[[ Data to process open ]]

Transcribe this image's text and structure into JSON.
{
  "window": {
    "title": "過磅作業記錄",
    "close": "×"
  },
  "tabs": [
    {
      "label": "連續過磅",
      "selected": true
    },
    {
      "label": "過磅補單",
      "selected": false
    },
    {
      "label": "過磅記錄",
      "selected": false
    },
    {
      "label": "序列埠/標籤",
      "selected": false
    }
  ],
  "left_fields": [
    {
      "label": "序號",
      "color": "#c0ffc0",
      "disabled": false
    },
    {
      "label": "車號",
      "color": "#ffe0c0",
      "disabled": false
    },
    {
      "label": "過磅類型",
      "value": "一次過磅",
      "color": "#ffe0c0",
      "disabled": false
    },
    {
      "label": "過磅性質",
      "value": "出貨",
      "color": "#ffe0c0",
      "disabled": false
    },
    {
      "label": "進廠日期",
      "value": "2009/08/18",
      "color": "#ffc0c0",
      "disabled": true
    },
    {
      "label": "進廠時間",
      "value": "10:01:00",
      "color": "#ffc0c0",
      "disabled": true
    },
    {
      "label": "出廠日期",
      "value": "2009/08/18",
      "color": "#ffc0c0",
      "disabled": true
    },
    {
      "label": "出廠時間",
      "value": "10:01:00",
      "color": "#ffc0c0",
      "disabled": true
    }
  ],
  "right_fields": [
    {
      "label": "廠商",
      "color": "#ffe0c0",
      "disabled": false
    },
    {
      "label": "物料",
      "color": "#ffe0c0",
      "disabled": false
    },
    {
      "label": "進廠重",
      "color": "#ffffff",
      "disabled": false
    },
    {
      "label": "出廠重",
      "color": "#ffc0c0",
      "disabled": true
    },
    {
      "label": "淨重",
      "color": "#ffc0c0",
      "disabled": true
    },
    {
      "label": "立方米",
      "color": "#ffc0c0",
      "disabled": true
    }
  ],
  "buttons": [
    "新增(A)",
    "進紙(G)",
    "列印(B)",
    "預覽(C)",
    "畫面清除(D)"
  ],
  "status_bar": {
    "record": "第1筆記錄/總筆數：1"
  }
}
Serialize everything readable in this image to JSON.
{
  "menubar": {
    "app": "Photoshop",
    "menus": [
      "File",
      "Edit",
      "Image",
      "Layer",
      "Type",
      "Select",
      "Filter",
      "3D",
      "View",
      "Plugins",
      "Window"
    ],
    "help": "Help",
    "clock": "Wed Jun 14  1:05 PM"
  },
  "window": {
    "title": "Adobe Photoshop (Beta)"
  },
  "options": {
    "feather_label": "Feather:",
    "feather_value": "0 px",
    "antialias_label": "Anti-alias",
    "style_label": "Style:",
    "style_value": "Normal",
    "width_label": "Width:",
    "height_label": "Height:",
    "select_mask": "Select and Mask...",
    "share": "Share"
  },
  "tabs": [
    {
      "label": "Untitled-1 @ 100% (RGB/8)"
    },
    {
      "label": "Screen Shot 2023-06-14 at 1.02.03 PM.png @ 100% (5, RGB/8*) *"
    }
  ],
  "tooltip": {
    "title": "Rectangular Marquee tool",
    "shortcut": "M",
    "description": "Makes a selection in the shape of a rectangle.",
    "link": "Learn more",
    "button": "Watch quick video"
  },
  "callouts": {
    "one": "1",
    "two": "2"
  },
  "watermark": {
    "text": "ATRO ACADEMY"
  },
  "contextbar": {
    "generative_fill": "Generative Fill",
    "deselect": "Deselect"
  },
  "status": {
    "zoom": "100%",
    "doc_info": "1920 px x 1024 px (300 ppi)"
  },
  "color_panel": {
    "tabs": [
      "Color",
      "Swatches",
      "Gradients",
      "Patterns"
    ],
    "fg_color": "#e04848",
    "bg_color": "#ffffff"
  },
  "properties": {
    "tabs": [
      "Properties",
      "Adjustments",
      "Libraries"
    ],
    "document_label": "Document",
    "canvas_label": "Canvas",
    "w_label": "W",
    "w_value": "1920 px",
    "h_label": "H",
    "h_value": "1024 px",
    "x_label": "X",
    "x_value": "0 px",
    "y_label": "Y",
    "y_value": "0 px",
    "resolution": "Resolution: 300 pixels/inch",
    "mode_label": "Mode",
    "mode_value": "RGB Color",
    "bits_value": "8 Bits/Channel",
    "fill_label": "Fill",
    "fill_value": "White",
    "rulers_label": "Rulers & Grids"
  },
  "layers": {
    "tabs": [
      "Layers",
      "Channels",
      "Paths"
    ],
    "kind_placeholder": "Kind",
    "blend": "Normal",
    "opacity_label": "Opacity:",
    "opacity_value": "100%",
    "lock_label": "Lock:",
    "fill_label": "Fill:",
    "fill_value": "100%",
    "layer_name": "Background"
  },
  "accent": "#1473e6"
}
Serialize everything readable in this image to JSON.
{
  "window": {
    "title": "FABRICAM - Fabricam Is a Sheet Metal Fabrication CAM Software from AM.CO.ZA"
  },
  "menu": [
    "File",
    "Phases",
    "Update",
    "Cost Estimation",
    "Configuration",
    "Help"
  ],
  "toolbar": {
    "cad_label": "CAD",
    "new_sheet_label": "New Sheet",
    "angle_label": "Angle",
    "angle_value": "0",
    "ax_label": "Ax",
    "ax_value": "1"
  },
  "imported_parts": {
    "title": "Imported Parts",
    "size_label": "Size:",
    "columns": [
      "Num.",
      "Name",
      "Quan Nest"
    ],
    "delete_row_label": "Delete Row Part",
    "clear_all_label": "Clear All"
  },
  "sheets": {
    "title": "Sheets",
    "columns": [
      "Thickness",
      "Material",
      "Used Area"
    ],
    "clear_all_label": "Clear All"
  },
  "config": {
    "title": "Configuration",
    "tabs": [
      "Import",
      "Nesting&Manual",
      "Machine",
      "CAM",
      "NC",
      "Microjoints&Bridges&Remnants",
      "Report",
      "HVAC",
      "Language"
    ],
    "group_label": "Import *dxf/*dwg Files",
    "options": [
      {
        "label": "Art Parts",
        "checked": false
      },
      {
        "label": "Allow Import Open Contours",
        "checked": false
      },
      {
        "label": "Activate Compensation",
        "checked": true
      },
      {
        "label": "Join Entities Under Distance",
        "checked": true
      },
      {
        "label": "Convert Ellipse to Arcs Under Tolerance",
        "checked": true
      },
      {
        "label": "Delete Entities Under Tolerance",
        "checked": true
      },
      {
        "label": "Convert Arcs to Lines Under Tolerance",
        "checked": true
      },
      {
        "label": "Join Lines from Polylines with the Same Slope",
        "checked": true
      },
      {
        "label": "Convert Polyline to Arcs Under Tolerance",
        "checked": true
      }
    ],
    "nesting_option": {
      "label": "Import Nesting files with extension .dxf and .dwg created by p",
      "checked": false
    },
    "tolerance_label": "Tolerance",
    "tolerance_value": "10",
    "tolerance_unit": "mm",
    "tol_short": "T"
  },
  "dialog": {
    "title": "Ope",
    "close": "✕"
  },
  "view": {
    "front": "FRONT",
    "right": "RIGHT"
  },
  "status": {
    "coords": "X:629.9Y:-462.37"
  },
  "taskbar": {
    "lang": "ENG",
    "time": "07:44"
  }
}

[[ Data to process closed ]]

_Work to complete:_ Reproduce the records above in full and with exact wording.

_Your solution:_
Transcribe this image's text and structure into JSON.
{
  "window": {
    "title": "過磅作業記錄",
    "close": "×"
  },
  "tabs": [
    {
      "label": "連續過磅",
      "selected": true
    },
    {
      "label": "過磅補單",
      "selected": false
    },
    {
      "label": "過磅記錄",
      "selected": false
    },
    {
      "label": "序列埠/標籤",
      "selected": false
    }
  ],
  "left_fields": [
    {
      "label": "序號",
      "color": "#c0ffc0",
      "disabled": false
    },
    {
      "label": "車號",
      "color": "#ffe0c0",
      "disabled": false
    },
    {
      "label": "過磅類型",
      "value": "一次過磅",
      "color": "#ffe0c0",
      "disabled": false
    },
    {
      "label": "過磅性質",
      "value": "出貨",
      "color": "#ffe0c0",
      "disabled": false
    },
    {
      "label": "進廠日期",
      "value": "2009/08/18",
      "color": "#ffc0c0",
      "disabled": true
    },
    {
      "label": "進廠時間",
      "value": "10:01:00",
      "color": "#ffc0c0",
      "disabled": true
    },
    {
      "label": "出廠日期",
      "value": "2009/08/18",
      "color": "#ffc0c0",
      "disabled": true
    },
    {
      "label": "出廠時間",
      "value": "10:01:00",
      "color": "#ffc0c0",
      "disabled": true
    }
  ],
  "right_fields": [
    {
      "label": "廠商",
      "color": "#ffe0c0",
      "disabled": false
    },
    {
      "label": "物料",
      "color": "#ffe0c0",
      "disabled": false
    },
    {
      "label": "進廠重",
      "color": "#ffffff",
      "disabled": false
    },
    {
      "label": "出廠重",
      "color": "#ffc0c0",
      "disabled": true
    },
    {
      "label": "淨重",
      "color": "#ffc0c0",
      "disabled": true
    },
    {
      "label": "立方米",
      "color": "#ffc0c0",
      "disabled": true
    }
  ],
  "buttons": [
    "新增(A)",
    "進紙(G)",
    "列印(B)",
    "預覽(C)",
    "畫面清除(D)"
  ],
  "status_bar": {
    "record": "第1筆記錄/總筆數：1"
  }
}
Serialize everything readable in this image to JSON.
{
  "menubar": {
    "app": "Photoshop",
    "menus": [
      "File",
      "Edit",
      "Image",
      "Layer",
      "Type",
      "Select",
      "Filter",
      "3D",
      "View",
      "Plugins",
      "Window"
    ],
    "help": "Help",
    "clock": "Wed Jun 14  1:05 PM"
  },
  "window": {
    "title": "Adobe Photoshop (Beta)"
  },
  "options": {
    "feather_label": "Feather:",
    "feather_value": "0 px",
    "antialias_label": "Anti-alias",
    "style_label": "Style:",
    "style_value": "Normal",
    "width_label": "Width:",
    "height_label": "Height:",
    "select_mask": "Select and Mask...",
    "share": "Share"
  },
  "tabs": [
    {
      "label": "Untitled-1 @ 100% (RGB/8)"
    },
    {
      "label": "Screen Shot 2023-06-14 at 1.02.03 PM.png @ 100% (5, RGB/8*) *"
    }
  ],
  "tooltip": {
    "title": "Rectangular Marquee tool",
    "shortcut": "M",
    "description": "Makes a selection in the shape of a rectangle.",
    "link": "Learn more",
    "button": "Watch quick video"
  },
  "callouts": {
    "one": "1",
    "two": "2"
  },
  "watermark": {
    "text": "ATRO ACADEMY"
  },
  "contextbar": {
    "generative_fill": "Generative Fill",
    "deselect": "Deselect"
  },
  "status": {
    "zoom": "100%",
    "doc_info": "1920 px x 1024 px (300 ppi)"
  },
  "color_panel": {
    "tabs": [
      "Color",
      "Swatches",
      "Gradients",
      "Patterns"
    ],
    "fg_color": "#e04848",
    "bg_color": "#ffffff"
  },
  "properties": {
    "tabs": [
      "Properties",
      "Adjustments",
      "Libraries"
    ],
    "document_label": "Document",
    "canvas_label": "Canvas",
    "w_label": "W",
    "w_value": "1920 px",
    "h_label": "H",
    "h_value": "1024 px",
    "x_label": "X",
    "x_value": "0 px",
    "y_label": "Y",
    "y_value": "0 px",
    "resolution": "Resolution: 300 pixels/inch",
    "mode_label": "Mode",
    "mode_value": "RGB Color",
    "bits_value": "8 Bits/Channel",
    "fill_label": "Fill",
    "fill_value": "White",
    "rulers_label": "Rulers & Grids"
  },
  "layers": {
    "tabs": [
      "Layers",
      "Channels",
      "Paths"
    ],
    "kind_placeholder": "Kind",
    "blend": "Normal",
    "opacity_label": "Opacity:",
    "opacity_value": "100%",
    "lock_label": "Lock:",
    "fill_label": "Fill:",
    "fill_value": "100%",
    "layer_name": "Background"
  },
  "accent": "#1473e6"
}
Serialize everything readable in this image to JSON.
{
  "window": {
    "title": "FABRICAM - Fabricam Is a Sheet Metal Fabrication CAM Software from AM.CO.ZA"
  },
  "menu": [
    "File",
    "Phases",
    "Update",
    "Cost Estimation",
    "Configuration",
    "Help"
  ],
  "toolbar": {
    "cad_label": "CAD",
    "new_sheet_label": "New Sheet",
    "angle_label": "Angle",
    "angle_value": "0",
    "ax_label": "Ax",
    "ax_value": "1"
  },
  "imported_parts": {
    "title": "Imported Parts",
    "size_label": "Size:",
    "columns": [
      "Num.",
      "Name",
      "Quan Nest"
    ],
    "delete_row_label": "Delete Row Part",
    "clear_all_label": "Clear All"
  },
  "sheets": {
    "title": "Sheets",
    "columns": [
      "Thickness",
      "Material",
      "Used Area"
    ],
    "clear_all_label": "Clear All"
  },
  "config": {
    "title": "Configuration",
    "tabs": [
      "Import",
      "Nesting&Manual",
      "Machine",
      "CAM",
      "NC",
      "Microjoints&Bridges&Remnants",
      "Report",
      "HVAC",
      "Language"
    ],
    "group_label": "Import *dxf/*dwg Files",
    "options": [
      {
        "label": "Art Parts",
        "checked": false
      },
      {
        "label": "Allow Import Open Contours",
        "checked": false
      },
      {
        "label": "Activate Compensation",
        "checked": true
      },
      {
        "label": "Join Entities Under Distance",
        "checked": true
      },
      {
        "label": "Convert Ellipse to Arcs Under Tolerance",
        "checked": true
      },
      {
        "label": "Delete Entities Under Tolerance",
        "checked": true
      },
      {
        "label": "Convert Arcs to Lines Under Tolerance",
        "checked": true
      },
      {
        "label": "Join Lines from Polylines with the Same Slope",
        "checked": true
      },
      {
        "label": "Convert Polyline to Arcs Under Tolerance",
        "checked": true
      }
    ],
    "nesting_option": {
      "label": "Import Nesting files with extension .dxf and .dwg created by p",
      "checked": false
    },
    "tolerance_label": "Tolerance",
    "tolerance_value": "10",
    "tolerance_unit": "mm",
    "tol_short": "T"
  },
  "dialog": {
    "title": "Ope",
    "close": "✕"
  },
  "view": {
    "front": "FRONT",
    "right": "RIGHT"
  },
  "status": {
    "coords": "X:629.9Y:-462.37"
  },
  "taskbar": {
    "lang": "ENG",
    "time": "07:44"
  }
}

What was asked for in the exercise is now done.